== DIRECTIONS FOR THIS TASK ==
Pictures aside, output each record exactly.
--------------------
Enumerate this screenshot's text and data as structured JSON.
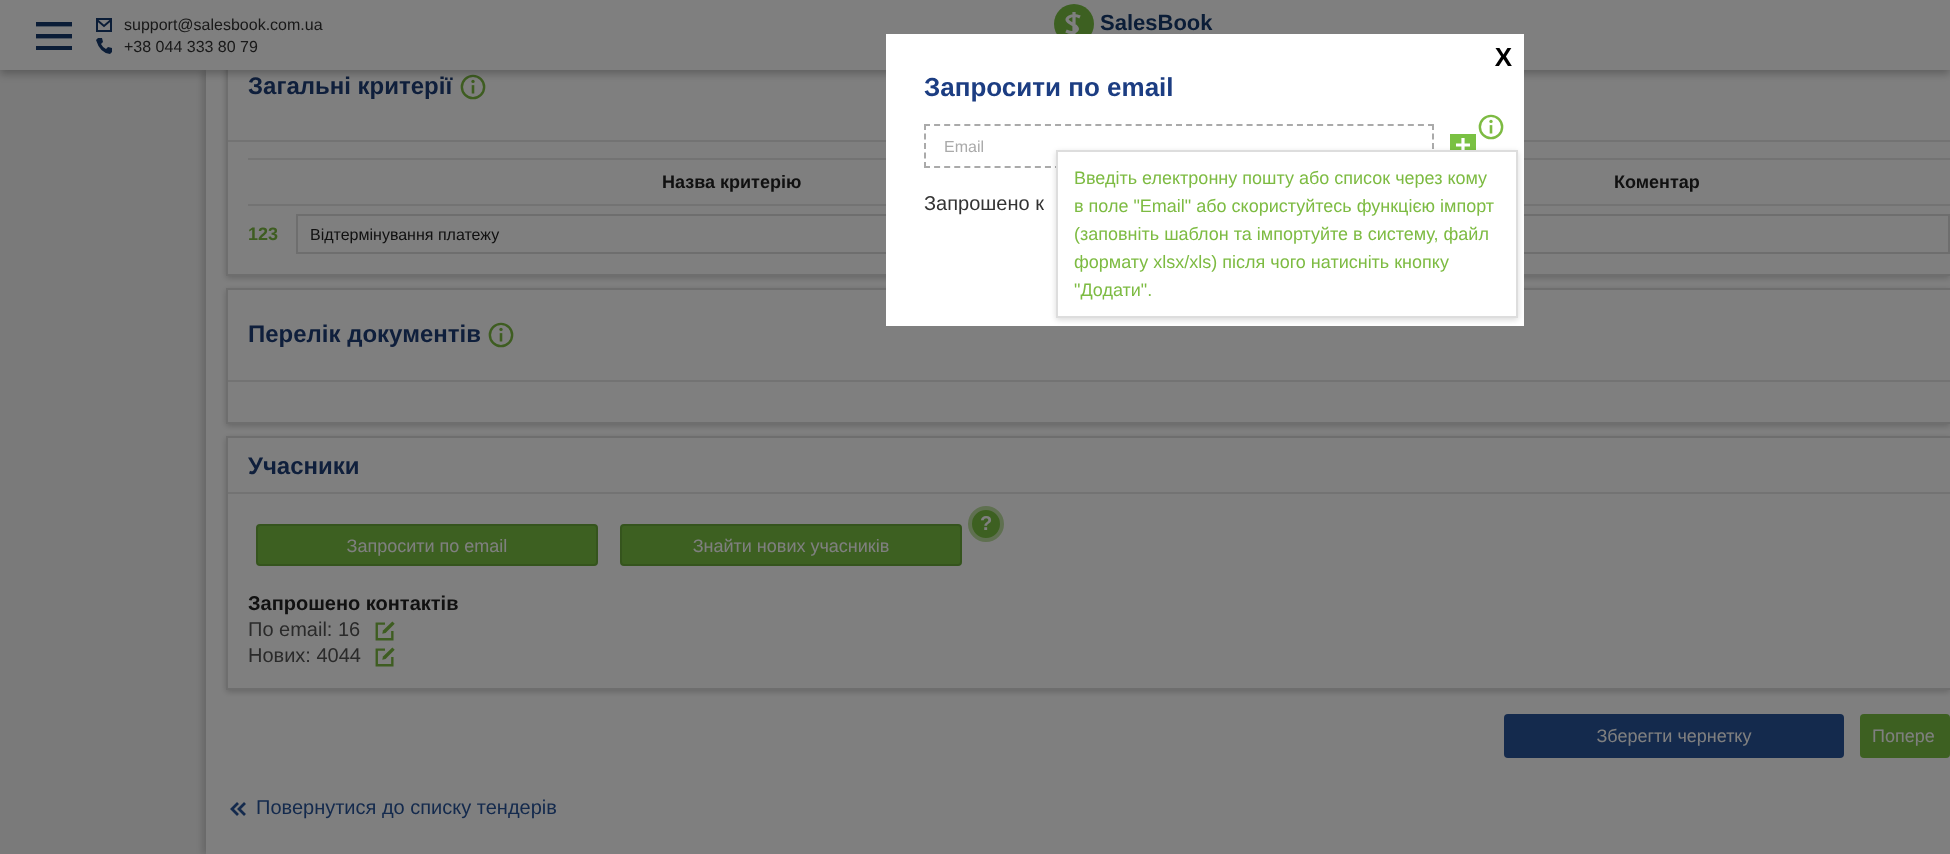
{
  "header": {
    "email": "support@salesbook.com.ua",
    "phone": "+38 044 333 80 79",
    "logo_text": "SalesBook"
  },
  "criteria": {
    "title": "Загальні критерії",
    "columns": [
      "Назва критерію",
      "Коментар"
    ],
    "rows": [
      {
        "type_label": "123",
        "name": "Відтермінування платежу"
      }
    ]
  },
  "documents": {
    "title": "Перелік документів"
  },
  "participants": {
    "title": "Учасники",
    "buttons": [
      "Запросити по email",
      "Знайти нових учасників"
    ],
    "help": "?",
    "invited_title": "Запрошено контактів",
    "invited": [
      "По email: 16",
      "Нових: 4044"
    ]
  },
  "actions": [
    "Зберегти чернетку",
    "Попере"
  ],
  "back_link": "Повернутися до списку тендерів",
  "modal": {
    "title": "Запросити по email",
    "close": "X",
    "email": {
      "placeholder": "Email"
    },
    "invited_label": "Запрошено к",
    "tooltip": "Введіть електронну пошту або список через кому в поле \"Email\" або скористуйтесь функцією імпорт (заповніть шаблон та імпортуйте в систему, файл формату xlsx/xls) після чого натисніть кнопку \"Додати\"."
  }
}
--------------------
== RESULT OF THIS EXERCISE ==
Enumerate this screenshot's text and data as structured JSON.
{
  "header": {
    "email": "support@salesbook.com.ua",
    "phone": "+38 044 333 80 79",
    "logo_text": "SalesBook"
  },
  "criteria": {
    "title": "Загальні критерії",
    "columns": [
      "Назва критерію",
      "Коментар"
    ],
    "rows": [
      {
        "type_label": "123",
        "name": "Відтермінування платежу"
      }
    ]
  },
  "documents": {
    "title": "Перелік документів"
  },
  "participants": {
    "title": "Учасники",
    "buttons": [
      "Запросити по email",
      "Знайти нових учасників"
    ],
    "help": "?",
    "invited_title": "Запрошено контактів",
    "invited": [
      "По email: 16",
      "Нових: 4044"
    ]
  },
  "actions": [
    "Зберегти чернетку",
    "Попере"
  ],
  "back_link": "Повернутися до списку тендерів",
  "modal": {
    "title": "Запросити по email",
    "close": "X",
    "email": {
      "placeholder": "Email"
    },
    "invited_label": "Запрошено к",
    "tooltip": "Введіть електронну пошту або список через кому в поле \"Email\" або скористуйтесь функцією імпорт (заповніть шаблон та імпортуйте в систему, файл формату xlsx/xls) після чого натисніть кнопку \"Додати\"."
  }
}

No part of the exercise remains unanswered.